[Source records]
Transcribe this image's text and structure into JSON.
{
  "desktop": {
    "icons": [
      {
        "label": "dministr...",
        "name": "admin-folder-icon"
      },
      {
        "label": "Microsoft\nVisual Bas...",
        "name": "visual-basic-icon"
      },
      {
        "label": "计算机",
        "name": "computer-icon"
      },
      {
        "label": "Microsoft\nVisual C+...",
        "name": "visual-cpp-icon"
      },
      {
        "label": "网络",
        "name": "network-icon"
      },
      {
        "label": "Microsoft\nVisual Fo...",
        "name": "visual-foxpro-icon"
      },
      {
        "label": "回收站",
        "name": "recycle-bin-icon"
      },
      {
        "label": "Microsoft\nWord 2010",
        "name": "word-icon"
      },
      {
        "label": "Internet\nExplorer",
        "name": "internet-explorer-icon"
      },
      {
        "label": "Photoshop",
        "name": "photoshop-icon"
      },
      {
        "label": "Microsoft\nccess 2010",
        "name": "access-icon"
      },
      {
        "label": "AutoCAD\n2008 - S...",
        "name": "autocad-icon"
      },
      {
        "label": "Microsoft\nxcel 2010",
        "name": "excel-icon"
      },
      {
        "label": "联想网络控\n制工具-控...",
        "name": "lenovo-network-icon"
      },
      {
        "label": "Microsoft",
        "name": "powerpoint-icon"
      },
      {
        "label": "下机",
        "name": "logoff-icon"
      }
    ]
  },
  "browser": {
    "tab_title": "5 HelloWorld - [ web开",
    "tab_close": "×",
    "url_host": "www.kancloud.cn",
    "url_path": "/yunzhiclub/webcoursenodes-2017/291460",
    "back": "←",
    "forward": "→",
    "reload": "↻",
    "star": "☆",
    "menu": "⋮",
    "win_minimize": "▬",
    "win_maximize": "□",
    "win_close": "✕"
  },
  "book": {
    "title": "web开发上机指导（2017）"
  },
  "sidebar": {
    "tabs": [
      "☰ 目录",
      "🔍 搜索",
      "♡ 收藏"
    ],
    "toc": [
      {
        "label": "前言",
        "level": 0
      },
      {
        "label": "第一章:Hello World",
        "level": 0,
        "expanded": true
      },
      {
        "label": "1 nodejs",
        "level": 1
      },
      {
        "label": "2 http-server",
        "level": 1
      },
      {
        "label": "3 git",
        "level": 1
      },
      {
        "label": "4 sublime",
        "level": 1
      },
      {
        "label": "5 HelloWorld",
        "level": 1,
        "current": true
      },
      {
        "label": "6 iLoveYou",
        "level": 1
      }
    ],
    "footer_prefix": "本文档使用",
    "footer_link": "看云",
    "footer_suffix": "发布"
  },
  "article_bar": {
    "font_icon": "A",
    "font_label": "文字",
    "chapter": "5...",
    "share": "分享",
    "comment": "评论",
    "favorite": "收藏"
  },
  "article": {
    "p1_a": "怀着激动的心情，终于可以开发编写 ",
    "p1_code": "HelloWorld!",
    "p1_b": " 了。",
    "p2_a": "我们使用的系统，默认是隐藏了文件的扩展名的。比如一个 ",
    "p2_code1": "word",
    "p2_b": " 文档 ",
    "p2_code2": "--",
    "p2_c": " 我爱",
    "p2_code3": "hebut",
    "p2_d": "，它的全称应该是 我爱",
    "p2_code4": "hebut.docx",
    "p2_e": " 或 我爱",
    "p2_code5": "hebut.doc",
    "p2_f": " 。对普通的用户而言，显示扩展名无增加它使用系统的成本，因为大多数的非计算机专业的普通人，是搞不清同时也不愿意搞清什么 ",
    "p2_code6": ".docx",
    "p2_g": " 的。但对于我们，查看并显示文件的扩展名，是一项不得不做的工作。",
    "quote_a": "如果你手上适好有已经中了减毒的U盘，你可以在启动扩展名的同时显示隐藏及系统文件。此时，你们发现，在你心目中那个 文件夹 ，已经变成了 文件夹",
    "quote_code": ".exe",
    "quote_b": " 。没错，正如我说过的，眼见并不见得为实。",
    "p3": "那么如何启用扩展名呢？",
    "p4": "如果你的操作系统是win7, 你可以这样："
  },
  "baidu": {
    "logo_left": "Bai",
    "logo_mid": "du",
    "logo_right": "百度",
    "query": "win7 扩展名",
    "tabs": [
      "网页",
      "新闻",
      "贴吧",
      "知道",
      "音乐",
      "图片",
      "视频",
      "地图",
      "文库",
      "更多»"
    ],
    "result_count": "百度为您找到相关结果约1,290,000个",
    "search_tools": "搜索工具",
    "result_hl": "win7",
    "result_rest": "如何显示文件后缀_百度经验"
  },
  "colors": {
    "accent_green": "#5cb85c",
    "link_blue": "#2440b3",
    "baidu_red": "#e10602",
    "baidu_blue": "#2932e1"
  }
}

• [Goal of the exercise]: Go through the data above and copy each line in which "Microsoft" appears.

• [Response area]:
        "label": "Microsoft\nVisual Bas...",
        "label": "Microsoft\nVisual C+...",
        "label": "Microsoft\nVisual Fo...",
        "label": "Microsoft\nWord 2010",
        "label": "Microsoft\nccess 2010",
        "label": "Microsoft\nxcel 2010",
        "label": "Microsoft",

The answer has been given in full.